The picture also gets a tad muddy when moving into actual low lighting conditions; times of the day like dawn, dusk or night. This is expected and isn't any worse than one might imagine it being, especially on a $150 device. Dynamic range is pretty average, but the lack of a competent HDR mode hurts the possibility of getting better dynamic range at any point. HDR mode is just too slow to make it useful, and unless you can hold your hand perfectly still the shot is going to turn out blurry. This has been a problem on Meizu devices for some time now, unfortunately, but will hopefully be rectified in a future software update for the camera.
Zoom detail is normally fantastic, especially during the day, and shows a more raw, or pure, output from the software than some other OEM cameras provide. This presents a pleasing image that's free from heavy processing, and one that allows more details to enter the frame than some other cameras out there, even on phones considerably more expensive. Even the front facing camera is excellent and takes some seriously impressive selfies at 5-megapixel resolution. Great overall balance is present here, although since there's no front-facing flash the night-time selfies are going to suffer from being overly soft due to noise needing to be filtered out.
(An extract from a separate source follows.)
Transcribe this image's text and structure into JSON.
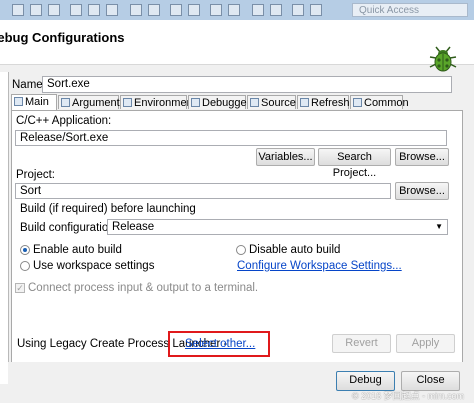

Overall the performance of the camera exceeds expectations, especially for the price range, and I found myself to be incredibly pleased with most aspects of the picture taking abilities of the phone.
Video mode is just as good too, delivering solid 1080p video, although there's no image stabilization present. Details are clear and the mp4 codec used is much higher quality than the codec many phones at this price range use to say the least. Frame rate is perfectly locked at 30fps, and there's even a 120FPS 480p video mode here for some pretty decent slow motion video recording. The front-facing camera also takes 1080p video, giving you some great selfie video to share with friends and family. See all the pictures and video we took for the review in the gallery below.
Price in general
Above average screen
Excellent camera, especially at this price
Fantastic performance in nearly everything
Blazing fast and accurate fingerprint scanner
Significantly improved software design over previous Flyme versions
Big issues with some apps not running in the background
Still running Android 5.1 Lollipop
For $150 it's hard to have any sort of expectations about what kind of quality you'll find from a metal clad smartphone with a 4,100mAh battery. These features, coupled with the 1080p screen, excellent 13-megapixel rear-facing camera and 5-megapixel front-facing camera, some overall fantastic performance and just a great experience in general make the Meizu M3 Note an easy recommendation for sure. Those looking for a cheaper entry into the smartphone market really don't need to look any further, and while it's beyond disappointing that Meizu is still running Android Lollipop on a phone released in 2016, some features help make up for this. Users who rely on Google Hangouts for communication are going to find this to be a frustrating experience to say the least, as there are some significant problems with the phone's ability to allow all apps to run in the background. Hopefully these can be ironed out, because otherwise this is one of the most solid, well-rounded phones we've seen in this price range in a very long time.